> **MATERIAL FOR THIS TASK**
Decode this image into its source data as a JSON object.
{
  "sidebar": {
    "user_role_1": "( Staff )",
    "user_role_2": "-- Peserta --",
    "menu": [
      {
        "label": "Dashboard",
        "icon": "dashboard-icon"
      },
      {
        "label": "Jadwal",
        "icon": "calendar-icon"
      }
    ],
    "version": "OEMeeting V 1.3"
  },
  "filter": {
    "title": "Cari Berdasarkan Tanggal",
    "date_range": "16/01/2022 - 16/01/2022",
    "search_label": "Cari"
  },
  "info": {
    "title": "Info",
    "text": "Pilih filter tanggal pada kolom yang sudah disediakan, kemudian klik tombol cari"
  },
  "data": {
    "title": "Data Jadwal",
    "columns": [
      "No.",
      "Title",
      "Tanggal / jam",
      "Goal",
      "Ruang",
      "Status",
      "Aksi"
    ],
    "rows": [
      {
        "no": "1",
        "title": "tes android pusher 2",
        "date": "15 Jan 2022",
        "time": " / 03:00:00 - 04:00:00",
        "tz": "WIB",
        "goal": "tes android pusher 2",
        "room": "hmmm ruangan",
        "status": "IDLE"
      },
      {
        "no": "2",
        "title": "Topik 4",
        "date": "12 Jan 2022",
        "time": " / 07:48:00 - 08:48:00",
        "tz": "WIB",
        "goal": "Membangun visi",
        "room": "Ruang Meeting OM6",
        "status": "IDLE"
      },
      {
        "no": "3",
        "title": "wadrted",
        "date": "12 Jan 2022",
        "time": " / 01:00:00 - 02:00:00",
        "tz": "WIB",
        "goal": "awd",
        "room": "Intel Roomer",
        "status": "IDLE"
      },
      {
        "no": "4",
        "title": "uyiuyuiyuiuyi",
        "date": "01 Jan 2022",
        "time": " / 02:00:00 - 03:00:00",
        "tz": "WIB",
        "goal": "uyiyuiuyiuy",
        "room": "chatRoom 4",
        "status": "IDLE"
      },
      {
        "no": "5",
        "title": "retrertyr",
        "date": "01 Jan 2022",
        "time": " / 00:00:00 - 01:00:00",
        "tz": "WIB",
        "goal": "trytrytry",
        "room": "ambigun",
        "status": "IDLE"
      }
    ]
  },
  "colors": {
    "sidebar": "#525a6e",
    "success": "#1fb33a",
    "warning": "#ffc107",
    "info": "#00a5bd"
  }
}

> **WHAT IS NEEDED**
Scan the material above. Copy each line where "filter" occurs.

> **ANSWER BELOW**
  "filter": {
    "text": "Pilih filter tanggal pada kolom yang sudah disediakan, kemudian klik tombol cari"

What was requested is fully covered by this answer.